:: Data ::

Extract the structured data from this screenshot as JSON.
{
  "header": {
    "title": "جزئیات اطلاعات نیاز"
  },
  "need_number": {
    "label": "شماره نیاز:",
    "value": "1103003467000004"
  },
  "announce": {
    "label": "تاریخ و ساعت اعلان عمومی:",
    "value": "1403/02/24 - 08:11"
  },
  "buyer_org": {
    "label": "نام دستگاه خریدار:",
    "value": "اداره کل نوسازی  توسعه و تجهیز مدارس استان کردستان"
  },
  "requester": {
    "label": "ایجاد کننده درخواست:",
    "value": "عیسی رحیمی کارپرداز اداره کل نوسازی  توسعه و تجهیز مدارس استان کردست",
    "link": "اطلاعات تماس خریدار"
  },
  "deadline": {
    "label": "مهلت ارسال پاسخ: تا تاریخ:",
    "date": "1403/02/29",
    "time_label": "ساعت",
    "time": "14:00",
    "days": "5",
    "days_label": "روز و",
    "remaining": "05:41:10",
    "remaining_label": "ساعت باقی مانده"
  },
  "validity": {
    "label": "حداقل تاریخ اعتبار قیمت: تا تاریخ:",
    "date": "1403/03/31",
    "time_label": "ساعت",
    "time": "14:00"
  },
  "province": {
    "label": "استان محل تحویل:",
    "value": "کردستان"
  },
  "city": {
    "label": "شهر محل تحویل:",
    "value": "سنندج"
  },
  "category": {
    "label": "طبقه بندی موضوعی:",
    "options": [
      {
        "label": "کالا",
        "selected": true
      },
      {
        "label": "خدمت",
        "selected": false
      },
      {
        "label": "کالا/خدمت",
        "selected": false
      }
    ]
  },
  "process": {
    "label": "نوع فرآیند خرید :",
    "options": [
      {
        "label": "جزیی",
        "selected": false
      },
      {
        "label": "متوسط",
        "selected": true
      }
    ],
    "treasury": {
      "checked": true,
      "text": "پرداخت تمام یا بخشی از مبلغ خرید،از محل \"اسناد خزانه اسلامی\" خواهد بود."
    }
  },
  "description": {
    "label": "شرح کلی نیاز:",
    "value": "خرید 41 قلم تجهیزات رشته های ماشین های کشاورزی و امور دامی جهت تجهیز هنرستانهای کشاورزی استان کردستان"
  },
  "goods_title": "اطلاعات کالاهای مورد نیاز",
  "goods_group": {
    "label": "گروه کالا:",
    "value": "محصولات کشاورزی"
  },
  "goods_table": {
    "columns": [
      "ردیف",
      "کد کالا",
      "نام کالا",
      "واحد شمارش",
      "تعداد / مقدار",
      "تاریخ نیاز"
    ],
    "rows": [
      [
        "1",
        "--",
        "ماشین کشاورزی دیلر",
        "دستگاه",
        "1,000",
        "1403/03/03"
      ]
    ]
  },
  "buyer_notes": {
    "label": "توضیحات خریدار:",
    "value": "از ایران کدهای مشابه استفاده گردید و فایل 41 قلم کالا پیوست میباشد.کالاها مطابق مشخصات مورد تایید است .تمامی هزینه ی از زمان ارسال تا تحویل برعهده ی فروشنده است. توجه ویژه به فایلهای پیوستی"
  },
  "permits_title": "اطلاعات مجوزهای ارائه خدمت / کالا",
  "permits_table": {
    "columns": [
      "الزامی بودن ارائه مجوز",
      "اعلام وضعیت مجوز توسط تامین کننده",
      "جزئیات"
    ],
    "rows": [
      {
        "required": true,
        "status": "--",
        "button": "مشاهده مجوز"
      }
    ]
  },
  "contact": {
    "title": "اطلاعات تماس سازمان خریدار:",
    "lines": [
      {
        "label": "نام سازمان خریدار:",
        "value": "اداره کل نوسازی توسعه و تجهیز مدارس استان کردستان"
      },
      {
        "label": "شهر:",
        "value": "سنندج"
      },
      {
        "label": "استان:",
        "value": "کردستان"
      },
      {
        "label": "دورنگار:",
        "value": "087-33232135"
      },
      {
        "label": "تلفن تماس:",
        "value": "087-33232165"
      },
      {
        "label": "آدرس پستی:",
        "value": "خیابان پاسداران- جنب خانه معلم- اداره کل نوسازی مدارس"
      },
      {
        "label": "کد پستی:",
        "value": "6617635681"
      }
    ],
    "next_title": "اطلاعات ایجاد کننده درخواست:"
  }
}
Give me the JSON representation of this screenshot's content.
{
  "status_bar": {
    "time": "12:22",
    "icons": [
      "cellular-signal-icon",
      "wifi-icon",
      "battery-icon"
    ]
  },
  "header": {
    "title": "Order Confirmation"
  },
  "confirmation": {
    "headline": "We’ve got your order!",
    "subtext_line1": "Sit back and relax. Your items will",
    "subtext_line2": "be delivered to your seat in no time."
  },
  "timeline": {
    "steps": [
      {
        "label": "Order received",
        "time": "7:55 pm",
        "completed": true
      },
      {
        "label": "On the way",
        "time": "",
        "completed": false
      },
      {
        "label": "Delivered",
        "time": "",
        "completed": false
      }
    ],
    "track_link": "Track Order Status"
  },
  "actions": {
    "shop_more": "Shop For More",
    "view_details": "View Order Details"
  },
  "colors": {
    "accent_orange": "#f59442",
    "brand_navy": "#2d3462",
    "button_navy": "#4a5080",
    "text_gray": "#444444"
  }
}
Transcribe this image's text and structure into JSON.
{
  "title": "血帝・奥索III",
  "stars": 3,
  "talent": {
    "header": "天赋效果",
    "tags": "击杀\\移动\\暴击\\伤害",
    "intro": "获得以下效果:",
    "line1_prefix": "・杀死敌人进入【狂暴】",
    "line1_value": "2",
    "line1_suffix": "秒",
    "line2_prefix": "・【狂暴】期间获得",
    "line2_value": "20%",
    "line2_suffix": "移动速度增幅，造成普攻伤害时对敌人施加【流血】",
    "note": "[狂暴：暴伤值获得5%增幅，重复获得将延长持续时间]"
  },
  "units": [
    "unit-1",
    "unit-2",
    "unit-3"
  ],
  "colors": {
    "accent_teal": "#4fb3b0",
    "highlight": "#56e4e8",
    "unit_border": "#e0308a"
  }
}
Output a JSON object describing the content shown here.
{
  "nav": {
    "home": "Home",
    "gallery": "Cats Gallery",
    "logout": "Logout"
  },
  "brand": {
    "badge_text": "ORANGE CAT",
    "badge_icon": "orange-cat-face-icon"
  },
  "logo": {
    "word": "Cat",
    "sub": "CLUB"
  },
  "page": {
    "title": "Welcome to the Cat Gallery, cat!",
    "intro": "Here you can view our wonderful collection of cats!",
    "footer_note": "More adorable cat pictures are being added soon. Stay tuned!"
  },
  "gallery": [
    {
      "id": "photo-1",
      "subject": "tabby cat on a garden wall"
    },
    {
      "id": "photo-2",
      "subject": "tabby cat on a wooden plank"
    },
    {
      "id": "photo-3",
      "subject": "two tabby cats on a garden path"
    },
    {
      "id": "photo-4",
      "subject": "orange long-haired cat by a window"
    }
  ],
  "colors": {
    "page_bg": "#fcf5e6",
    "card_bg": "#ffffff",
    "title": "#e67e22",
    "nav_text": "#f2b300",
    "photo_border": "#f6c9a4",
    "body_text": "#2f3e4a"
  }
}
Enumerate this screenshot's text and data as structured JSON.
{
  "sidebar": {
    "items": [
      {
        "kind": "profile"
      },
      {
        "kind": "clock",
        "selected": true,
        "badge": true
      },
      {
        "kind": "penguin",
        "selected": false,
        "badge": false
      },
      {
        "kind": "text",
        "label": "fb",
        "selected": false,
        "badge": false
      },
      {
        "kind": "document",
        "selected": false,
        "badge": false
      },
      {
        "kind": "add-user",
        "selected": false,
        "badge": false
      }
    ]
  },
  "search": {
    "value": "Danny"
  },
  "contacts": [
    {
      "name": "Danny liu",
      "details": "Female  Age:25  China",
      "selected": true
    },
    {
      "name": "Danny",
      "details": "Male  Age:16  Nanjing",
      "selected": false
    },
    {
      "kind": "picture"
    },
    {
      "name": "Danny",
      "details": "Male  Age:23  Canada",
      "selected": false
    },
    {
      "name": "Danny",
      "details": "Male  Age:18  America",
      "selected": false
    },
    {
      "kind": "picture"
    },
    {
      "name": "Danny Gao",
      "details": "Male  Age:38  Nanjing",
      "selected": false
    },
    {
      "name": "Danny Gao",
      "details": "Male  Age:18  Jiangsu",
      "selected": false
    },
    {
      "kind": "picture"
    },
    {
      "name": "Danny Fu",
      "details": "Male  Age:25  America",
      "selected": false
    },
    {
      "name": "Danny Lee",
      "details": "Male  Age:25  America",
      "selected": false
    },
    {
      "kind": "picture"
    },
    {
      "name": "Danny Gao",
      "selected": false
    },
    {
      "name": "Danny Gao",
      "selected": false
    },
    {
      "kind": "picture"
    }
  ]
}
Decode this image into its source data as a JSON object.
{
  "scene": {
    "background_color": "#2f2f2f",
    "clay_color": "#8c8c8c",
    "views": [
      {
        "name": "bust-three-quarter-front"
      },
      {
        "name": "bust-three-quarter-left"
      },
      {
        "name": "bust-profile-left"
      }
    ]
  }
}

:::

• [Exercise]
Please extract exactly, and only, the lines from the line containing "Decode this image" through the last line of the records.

• [Answer to this problem]
Decode this image into its source data as a JSON object.
{
  "scene": {
    "background_color": "#2f2f2f",
    "clay_color": "#8c8c8c",
    "views": [
      {
        "name": "bust-three-quarter-front"
      },
      {
        "name": "bust-three-quarter-left"
      },
      {
        "name": "bust-profile-left"
      }
    ]
  }
}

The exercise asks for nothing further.